This is an area where we need to focus.
I’d like to congratulate James Cook University in Cairns, which has, through the Australian Institute of Tropical Health and Medicine, established a research group led by Professor Louis Schofield that focuses on developing a TB vaccine.
No-one should die of TB, a disease that has been neglected for far too long.
The disease can be cured but more needs to be done.
According to the World Health Organization’s Global tuberculosis report 2017, there was an estimated 10.4 million new TB cases in 2016 worldwide.
The Asia-Pacific region is home to six countries—India, Indonesia, China, Philippines, Pakistan and Papua New Guinea—that account for 60 per cent of the total worldwide tuberculosis burden.
An estimated 1.7 million people died from TB last year, including 400,000 people who were co-affected with HIV.
Alarmingly, the report found that underreporting and underdiagnosing of TB cases continued to be a challenge, especially in countries with large unregulated private sectors and weak health systems.
Of the estimated 10.4 million new cases, only 6.3 million were detected and officially notified in 2016, leaving a gap of 4.1 million.
The report also found that for TB care and prevention investments in low- and middle-income countries fell almost US$2.3 billion short of the US$9.2 billion needed last year.
In addition, at least an extra US$1.2 billion per year is required to accelerate the development of new vaccines, diagnoses and medicines.
The United Nations has convened its first ever high-level meeting on tuberculosis due to take place in September this year in New York.
The high-level meeting is the biggest and best opportunity to raise the political priority of TB.
It is also the most significant political meeting ever held on TB and one I am proud to say that I played a part in making a reality during my three-month secondment to the United Nations last year.
This is a golden opportunity for Australia to stand up and be counted and lead the charge in the fight against TB. We are not talking about a disease in a faraway land; TB is already on our doorstep.
In conclusion, I would like to acknowledge the work of an outstanding number of NGOs who have been instrumental in supporting me in my journey on TB advocacy, including the Global TB Caucus, the Global Health Caucus on HIV/AIDS, Tuberculosis and Malaria, RESULTS International Australia, and Stop TB Partnership, just to name a few.
I would particularly like to mention and thank Sarah Kirk and Maree Nutt.
Without their ongoing support and mentoring, we would never have been able to achieve the outstanding progress we have made to date.
I would also like to thank my colleague and dear friend Julie Bishop for her ongoing support in dealing with this horrible scourge.
Through her outstanding leadership, Australia is recognised as being at the forefront of tackling this disease.
I would like everybody here today to take a few seconds to think about this: humans generally blink every three seconds; every three seconds someone in the world contracts TB.
There is one death from TB every three minutes, but it can be absolutely cured, it can be absolutely avoided and I think it’s absolutely imperative that we move on this and move on it very, very quickly, because it’s a disease that actually drives people further and further into poverty.

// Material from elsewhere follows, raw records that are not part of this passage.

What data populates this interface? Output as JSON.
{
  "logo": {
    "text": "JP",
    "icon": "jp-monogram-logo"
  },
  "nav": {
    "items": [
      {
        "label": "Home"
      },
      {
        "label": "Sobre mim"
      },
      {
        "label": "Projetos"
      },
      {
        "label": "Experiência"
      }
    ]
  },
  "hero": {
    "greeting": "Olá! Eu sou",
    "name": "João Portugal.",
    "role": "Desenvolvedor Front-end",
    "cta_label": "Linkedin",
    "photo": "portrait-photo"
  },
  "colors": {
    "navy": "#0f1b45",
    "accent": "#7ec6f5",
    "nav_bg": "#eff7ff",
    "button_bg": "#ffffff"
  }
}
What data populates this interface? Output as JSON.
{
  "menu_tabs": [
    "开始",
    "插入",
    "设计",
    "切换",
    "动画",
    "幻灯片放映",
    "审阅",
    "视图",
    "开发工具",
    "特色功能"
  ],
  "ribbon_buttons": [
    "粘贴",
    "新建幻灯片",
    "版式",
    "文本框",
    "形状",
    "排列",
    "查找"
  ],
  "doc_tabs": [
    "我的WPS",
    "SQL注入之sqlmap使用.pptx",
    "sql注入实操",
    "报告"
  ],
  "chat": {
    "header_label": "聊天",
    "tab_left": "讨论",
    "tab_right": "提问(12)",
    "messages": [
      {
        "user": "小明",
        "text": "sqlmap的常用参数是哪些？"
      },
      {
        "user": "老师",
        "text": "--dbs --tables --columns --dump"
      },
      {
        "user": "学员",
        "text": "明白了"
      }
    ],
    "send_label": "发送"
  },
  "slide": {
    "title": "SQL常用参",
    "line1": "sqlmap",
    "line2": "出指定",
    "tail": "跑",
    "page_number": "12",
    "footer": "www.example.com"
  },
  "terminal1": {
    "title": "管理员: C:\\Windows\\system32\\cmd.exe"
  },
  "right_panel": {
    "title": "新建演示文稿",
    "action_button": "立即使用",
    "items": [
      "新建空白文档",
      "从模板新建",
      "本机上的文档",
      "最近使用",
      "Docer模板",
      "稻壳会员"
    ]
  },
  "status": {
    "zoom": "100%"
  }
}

It usually hits the breadwinner, particularly in developing countries, which makes it impossible for them to work and therefore drives them further and further into poverty.
It is so avoidable, but, sadly—as I cough as I am speaking here today—it is the only disease that is delivered airborne, which makes it a real threat.

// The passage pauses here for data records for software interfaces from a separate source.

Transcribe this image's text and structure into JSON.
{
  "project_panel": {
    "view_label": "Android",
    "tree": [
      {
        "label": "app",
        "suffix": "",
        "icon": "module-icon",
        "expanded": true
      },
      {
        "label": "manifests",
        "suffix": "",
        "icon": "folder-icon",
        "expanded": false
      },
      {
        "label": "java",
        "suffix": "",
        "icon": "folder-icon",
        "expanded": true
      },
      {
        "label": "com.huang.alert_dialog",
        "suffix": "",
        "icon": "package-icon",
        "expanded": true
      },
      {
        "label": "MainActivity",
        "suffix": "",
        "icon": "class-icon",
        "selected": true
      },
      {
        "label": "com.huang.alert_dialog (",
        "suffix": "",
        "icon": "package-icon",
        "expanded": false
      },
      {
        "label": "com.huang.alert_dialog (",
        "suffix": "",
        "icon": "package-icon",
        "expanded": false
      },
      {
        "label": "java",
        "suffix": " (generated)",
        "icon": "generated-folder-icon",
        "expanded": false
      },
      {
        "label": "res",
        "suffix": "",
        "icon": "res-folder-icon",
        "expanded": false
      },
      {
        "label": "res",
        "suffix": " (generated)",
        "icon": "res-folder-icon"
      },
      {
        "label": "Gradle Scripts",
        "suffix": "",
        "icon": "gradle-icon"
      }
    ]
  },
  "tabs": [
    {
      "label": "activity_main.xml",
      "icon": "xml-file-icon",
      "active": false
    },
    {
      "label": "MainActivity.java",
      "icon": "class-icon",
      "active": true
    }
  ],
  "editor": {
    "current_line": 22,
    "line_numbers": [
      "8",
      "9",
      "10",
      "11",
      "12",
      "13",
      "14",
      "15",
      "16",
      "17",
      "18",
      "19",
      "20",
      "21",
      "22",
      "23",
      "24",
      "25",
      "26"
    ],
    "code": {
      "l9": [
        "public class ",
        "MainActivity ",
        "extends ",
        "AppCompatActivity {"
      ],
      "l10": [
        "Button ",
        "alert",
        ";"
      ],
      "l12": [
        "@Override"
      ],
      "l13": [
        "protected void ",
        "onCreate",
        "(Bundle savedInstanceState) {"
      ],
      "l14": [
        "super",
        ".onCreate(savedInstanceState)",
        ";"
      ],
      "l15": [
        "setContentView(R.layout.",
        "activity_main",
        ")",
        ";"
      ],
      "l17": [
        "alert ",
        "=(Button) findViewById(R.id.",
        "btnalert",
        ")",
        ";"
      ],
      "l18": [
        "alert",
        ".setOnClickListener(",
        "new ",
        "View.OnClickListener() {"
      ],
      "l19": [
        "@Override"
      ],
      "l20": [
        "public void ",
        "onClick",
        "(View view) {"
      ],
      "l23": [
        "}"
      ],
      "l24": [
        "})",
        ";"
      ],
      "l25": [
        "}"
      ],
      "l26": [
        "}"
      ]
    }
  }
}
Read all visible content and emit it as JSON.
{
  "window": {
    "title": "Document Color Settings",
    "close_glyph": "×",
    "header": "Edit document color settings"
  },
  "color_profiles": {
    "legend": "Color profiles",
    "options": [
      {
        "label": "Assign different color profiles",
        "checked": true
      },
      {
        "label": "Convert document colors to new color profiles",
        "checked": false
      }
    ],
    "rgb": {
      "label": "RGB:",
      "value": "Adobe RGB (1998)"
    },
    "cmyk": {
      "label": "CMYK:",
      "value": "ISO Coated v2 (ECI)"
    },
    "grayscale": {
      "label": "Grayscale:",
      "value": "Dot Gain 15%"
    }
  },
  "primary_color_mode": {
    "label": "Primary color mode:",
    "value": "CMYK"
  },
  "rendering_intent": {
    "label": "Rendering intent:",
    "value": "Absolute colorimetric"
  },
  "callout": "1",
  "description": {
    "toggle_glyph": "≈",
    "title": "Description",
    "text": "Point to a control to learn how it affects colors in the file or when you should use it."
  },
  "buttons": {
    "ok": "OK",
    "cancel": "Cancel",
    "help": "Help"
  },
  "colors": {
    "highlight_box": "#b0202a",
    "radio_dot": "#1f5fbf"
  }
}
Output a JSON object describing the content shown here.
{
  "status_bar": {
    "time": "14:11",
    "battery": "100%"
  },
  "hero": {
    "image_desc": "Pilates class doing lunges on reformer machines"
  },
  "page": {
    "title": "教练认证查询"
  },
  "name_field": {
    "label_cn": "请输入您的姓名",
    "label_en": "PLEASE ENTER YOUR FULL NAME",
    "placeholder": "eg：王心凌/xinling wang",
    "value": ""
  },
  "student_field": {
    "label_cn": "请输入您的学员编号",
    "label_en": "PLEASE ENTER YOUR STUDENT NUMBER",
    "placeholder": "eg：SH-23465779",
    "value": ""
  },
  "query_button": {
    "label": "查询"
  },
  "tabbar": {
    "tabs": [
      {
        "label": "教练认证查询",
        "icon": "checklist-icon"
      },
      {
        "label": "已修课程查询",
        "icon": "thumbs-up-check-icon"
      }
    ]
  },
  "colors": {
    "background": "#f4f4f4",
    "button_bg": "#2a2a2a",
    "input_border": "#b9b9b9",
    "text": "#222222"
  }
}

Believe you me, nobody is immune from this, and, unfortunately, because most people assume that this is a disease that has been dealt with, when you present, particularly in First World countries, it is the last thing they look for.

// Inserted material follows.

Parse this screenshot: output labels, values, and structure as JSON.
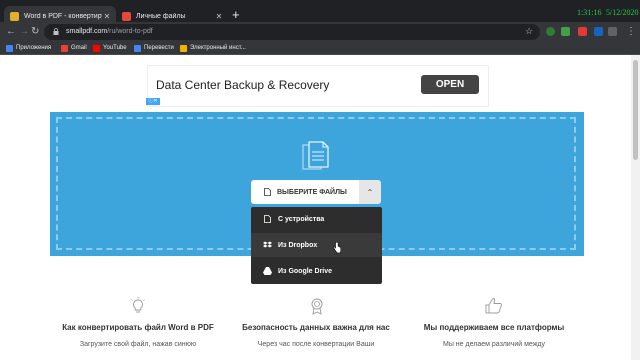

By the time they run out of options and look at TB as one of those way-out-there options, the disease is very well advanced.
So we need to stamp it out.
I also acknowledge my friend and colleague Matt Thistlethwaite for his excellent support as we worked on this together. We are getting real results, and I am very proud to say that.